"What the attorney general is in fact doing here is seeking to obtain all the benefits to residential customers of the settlement reached with Public Staff but to slough off any burden that's associated with that settlement. It's a package," said Duke Energy's attorney, Kiran Mehta.
Since the utilities commission was created by law to balance several interests and set rates, its decisions are "by definition just and reasonable," Mahta said.
North Carolina's attorneys general have rarely challenged utility rate increases to the Supreme Court. The last time may have been 1988 involving another Duke rate case, said a spokeswoman for Cooper, who took office in 2001.
This case comes at a time that both Duke Energy and the utilities commission are under fire.
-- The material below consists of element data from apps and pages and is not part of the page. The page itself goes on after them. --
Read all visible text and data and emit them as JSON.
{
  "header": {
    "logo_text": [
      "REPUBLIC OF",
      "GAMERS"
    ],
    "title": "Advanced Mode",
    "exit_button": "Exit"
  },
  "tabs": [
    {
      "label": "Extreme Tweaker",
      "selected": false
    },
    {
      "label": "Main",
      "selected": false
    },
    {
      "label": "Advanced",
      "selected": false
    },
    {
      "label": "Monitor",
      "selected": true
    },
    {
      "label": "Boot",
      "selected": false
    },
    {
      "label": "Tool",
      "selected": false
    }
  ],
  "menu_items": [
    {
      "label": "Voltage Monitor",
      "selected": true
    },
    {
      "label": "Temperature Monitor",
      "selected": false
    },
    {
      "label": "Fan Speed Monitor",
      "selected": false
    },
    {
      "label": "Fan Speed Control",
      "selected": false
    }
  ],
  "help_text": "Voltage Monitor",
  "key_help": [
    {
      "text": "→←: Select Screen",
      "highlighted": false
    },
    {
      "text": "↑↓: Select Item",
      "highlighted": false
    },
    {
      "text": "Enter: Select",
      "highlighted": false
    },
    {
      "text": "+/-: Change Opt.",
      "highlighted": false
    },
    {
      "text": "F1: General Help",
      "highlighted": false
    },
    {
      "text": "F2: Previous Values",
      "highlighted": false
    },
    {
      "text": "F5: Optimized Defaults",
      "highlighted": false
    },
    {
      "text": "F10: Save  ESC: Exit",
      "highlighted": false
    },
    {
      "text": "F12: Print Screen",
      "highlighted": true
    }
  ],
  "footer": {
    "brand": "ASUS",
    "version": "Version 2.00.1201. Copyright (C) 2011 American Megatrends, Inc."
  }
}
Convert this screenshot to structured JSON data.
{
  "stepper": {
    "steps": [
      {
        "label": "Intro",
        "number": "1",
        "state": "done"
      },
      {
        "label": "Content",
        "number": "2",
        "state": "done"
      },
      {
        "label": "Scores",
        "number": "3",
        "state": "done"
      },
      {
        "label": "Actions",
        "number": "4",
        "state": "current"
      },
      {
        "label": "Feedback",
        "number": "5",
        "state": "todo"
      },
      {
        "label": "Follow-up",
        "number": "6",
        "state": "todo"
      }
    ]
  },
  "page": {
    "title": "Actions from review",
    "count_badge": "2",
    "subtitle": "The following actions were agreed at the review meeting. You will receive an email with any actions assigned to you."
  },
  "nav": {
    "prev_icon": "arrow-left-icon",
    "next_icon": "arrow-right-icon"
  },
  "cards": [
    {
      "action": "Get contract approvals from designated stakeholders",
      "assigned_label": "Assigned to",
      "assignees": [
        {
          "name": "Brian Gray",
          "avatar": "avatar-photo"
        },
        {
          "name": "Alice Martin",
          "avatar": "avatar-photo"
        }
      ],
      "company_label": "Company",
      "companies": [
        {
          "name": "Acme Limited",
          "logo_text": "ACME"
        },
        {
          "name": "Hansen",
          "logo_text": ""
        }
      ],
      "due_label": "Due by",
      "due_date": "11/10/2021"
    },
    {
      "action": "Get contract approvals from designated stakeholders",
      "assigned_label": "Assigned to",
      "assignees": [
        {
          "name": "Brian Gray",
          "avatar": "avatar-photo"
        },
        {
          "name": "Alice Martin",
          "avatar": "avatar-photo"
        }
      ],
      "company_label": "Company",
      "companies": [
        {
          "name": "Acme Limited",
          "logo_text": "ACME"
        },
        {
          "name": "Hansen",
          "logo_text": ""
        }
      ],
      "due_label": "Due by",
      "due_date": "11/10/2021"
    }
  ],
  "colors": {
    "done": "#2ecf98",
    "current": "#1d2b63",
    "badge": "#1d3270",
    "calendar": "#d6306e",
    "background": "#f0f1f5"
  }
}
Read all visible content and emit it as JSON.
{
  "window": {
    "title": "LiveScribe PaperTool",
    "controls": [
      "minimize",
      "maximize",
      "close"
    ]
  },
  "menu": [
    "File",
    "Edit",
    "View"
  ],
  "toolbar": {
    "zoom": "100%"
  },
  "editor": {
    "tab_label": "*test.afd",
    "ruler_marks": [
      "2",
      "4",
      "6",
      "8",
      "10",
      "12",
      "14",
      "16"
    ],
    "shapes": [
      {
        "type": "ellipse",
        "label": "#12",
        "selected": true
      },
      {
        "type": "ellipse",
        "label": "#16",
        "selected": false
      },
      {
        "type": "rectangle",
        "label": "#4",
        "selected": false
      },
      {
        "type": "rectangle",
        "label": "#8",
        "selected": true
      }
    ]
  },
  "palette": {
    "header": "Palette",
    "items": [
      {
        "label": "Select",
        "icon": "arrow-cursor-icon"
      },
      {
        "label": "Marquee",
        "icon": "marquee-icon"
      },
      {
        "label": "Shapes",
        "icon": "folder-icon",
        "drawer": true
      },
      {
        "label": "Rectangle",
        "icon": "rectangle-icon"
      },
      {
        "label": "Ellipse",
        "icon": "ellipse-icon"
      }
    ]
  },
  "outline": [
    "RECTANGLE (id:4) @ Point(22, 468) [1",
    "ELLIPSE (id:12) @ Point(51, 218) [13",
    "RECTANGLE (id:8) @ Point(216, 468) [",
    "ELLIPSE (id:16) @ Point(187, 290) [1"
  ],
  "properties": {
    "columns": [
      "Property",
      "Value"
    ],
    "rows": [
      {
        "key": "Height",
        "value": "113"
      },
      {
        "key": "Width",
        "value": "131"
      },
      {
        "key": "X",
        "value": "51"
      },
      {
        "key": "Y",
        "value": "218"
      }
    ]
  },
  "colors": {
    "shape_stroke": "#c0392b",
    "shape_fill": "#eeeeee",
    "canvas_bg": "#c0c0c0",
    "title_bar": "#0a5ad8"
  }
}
Cooper's office and the utilities commission are running separate investigations into whether Duke Energy misled regulators ahead of its takeover of Raleigh-based Progress Energy, which was finalized in July. Hours after the deal was concluded, Duke Energy's board ousted the CEO promised throughout the 18-month process of combining North Carolina's two Fortune 500 energy companies.
Duke Energy now has 7.1 million residential and business customers in North Carolina, South Carolina, Ohio, Kentucky, Indiana and Florida.
The utilities commission was criticized for being too ready to accommodate the company's merger timetable and rushing through its duty to ensure the deal was in the state's best interest.
The electricity giant and its regulator are expected to have multiple rate cases in the coming years as Duke Energy seeks to update its power generation portfolio in "an extended period of extremely large investments," Duke CEO Jim Rogers said last year.
Emery Dalesio can be reached at http://twitter.com/emerydalesio.